Jan 3, 2013, 9:42 AM
Nick Clegg, the new Deputy Prime Minister of the Conservative-Liberal Democrats coalition government has announced the 'scrapping' of the controversial National Identity Card scheme in a vigorous electoral reform speech.
Addressing a group of students in north London in the presence of journalists, Clegg, who is very popular amongst students across the country maintained the discarding of the 'identity card scheme' and 'second generation biometric passports' will in fact take place.
The Deputy Prime Minister who had criticised the introduction of the ID cards while in opposition describing it as 'expensive and unnecessary;' costing tax payers tens of millions of pounds, now said the scheme will be 'scrapped'.
Clegg noted that the government will as well be removing 'limits on the rights to peaceful protest' and that 'internet and email records' will not to be held ?without reason' any longer.
Equally Clegg outlined that closed-circuit television, commonly known as CCTV to be properly regulated and also stood his ground against the storage of 'innocent people's DNA'.
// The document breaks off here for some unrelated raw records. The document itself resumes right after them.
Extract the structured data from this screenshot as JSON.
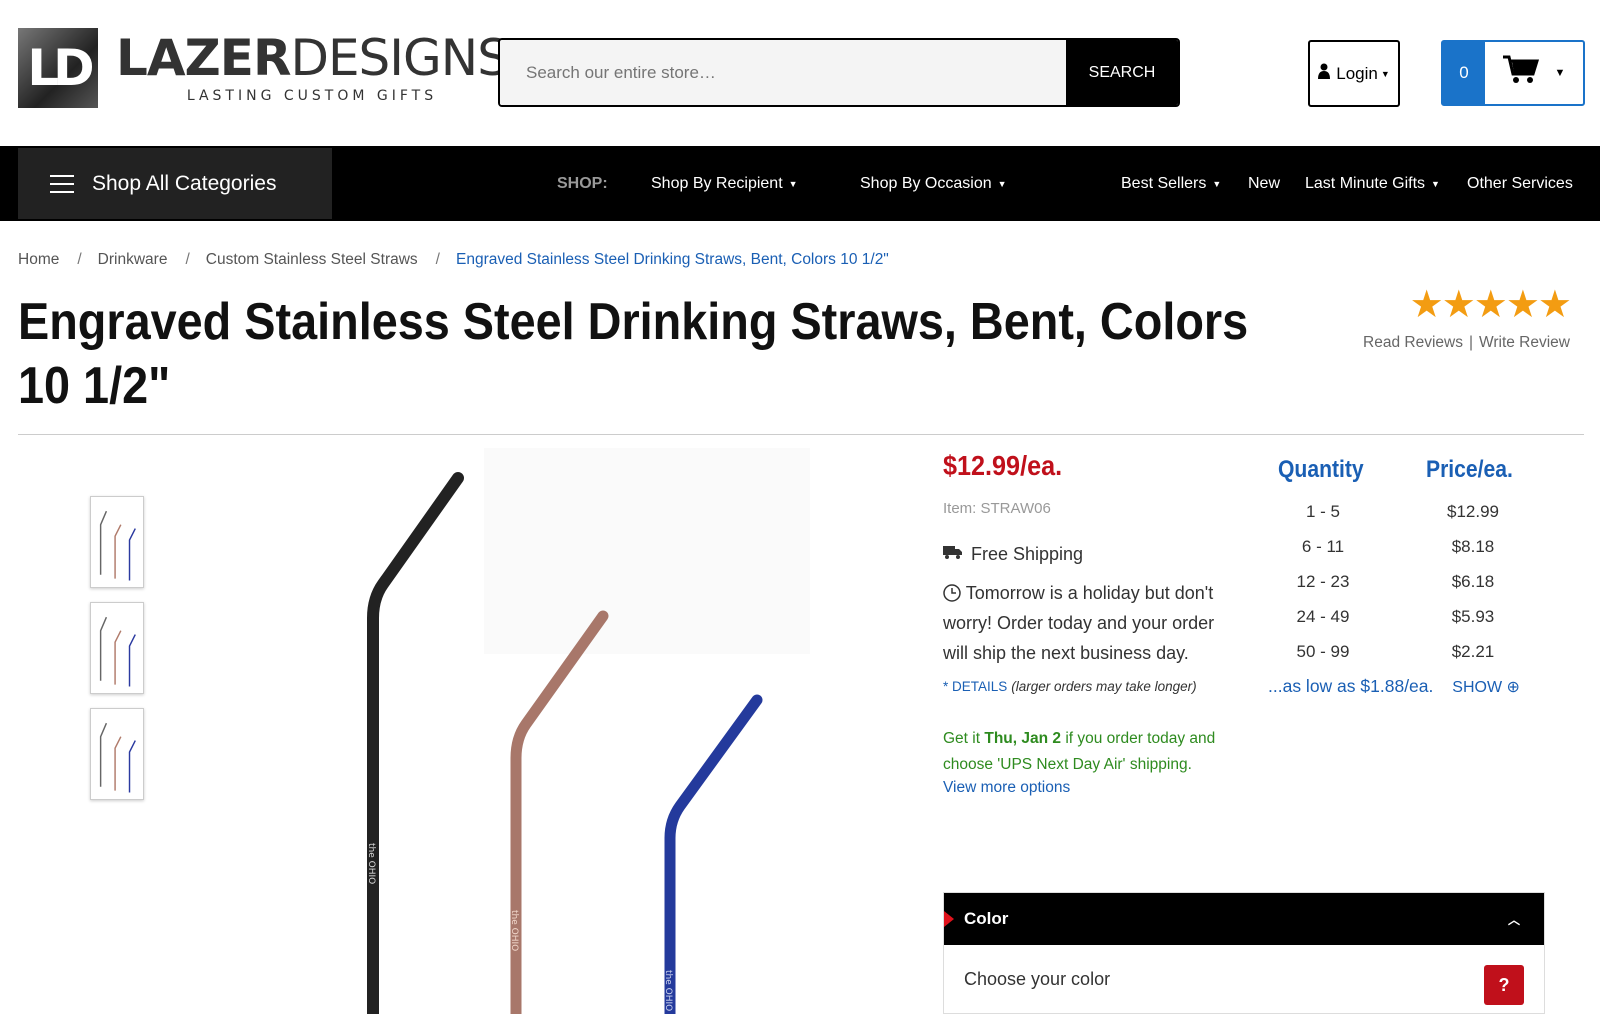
{
  "header": {
    "logo_initials": "LD",
    "logo_name_bold": "LAZER",
    "logo_name_light": "DESIGNS",
    "logo_tagline": "LASTING CUSTOM GIFTS",
    "search_placeholder": "Search our entire store…",
    "search_button": "SEARCH",
    "login_label": "Login",
    "cart_count": "0"
  },
  "nav": {
    "shop_all": "Shop All Categories",
    "shop_label": "SHOP:",
    "items": [
      "Shop By Recipient",
      "Shop By Occasion",
      "Best Sellers",
      "New",
      "Last Minute Gifts",
      "Other Services"
    ]
  },
  "breadcrumb": [
    "Home",
    "Drinkware",
    "Custom Stainless Steel Straws",
    "Engraved Stainless Steel Drinking Straws, Bent, Colors 10 1/2\""
  ],
  "product": {
    "title": "Engraved Stainless Steel Drinking Straws, Bent, Colors 10 1/2\"",
    "rating_stars": 5,
    "read_reviews": "Read Reviews",
    "write_review": "Write Review",
    "price": "$12.99/ea.",
    "item_no": "Item: STRAW06",
    "free_shipping": "Free Shipping",
    "holiday_note": "Tomorrow is a holiday but don't worry! Order today and your order will ship the next business day.",
    "details_link": "* DETAILS",
    "details_note": "(larger orders may take longer)",
    "getit_prefix": "Get it ",
    "getit_date": "Thu, Jan 2",
    "getit_suffix": " if you order today and choose 'UPS Next Day Air' shipping.",
    "view_more": "View more options",
    "image_engraving": "the OHIO"
  },
  "pricing": {
    "qty_header": "Quantity",
    "price_header": "Price/ea.",
    "rows": [
      {
        "qty": "1 - 5",
        "price": "$12.99"
      },
      {
        "qty": "6 - 11",
        "price": "$8.18"
      },
      {
        "qty": "12 - 23",
        "price": "$6.18"
      },
      {
        "qty": "24 - 49",
        "price": "$5.93"
      },
      {
        "qty": "50 - 99",
        "price": "$2.21"
      }
    ],
    "as_low_as": "...as low as $1.88/ea.",
    "show": "SHOW"
  },
  "options": {
    "color_title": "Color",
    "color_prompt": "Choose your color",
    "help": "?"
  },
  "colors": {
    "accent_blue": "#1a73c9",
    "price_red": "#c0101b",
    "star_orange": "#f39c12",
    "ship_green": "#2e8b1f"
  }
}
Most interestingly, the new Deputy Prime Minister also outlined that voters will be given powers to 'remove? their members of Parliament for abuse of office.'
Clegg described by many respected legal experts here as a human rights defender maintained that he is against the deportation of 'terrorist suspects' if there is a 'serious risk' that such suspects would be 'seriously mistreated, tortured or killed' back in their home countries.
He said: 'We, like any other civilised nation, abide by the very highest standards of human rights.'
Lamenting on the reforms, Clegg also asserted that such change will be 'most significant programme of empowerment by a British government since the great enfranchisement of the 19th century... the biggest shake-up of our democracy since 1832...'
Even though his new Conservatives allies had vowed that they would 'review' the Human Rights Act incorporated in the British law, and 'replace' it with a UK 'Bill of Rights', Clegg stressed that a planned commission into the future of human rights legislation 'would not end up' with the principles of the European Convention on Human Rights (ECHR) being 'abandoned in Britain'.
It is interesting to note that many of the Liberal voters recent held a demonstration reminding Clegg not to 'forget' his election promise and pledge. Some of his supporters expressed scepticism the Liberal joining the Conservative who have a 'different' manifestos.
During the demonstrations, Clegg came out responding using a loud speaker and told his supporters that he will not step-back from his promises.
Mostly importantly, Prime Minister David Cameron, with Clegg in a joint press briefing made it clear that they can work together in the interest of the country and that the deference in their manifestos will not deter them doing the 'right thing' for the nation.
Officials from both parties are currently holding key government position, however the Liberals maintained that such position should not be seen as an obstacle but instead an opportunity to present the changes required.
Clegg told the nation that his proposals also include how to 'decentralise power' in Britain, and also promised that a referendum would be held for that matter.
The Deputy Prime Minister also outing his reform programme maintained that he would try and introduce an 'elected second chamber' of Parliament.
Meanwhile, the leadership contest for the former ruling Labour party has started. The party is looking for a new leader since former Prime Minister Gordon Brown tendered his resignation and asked the party to search for a successor.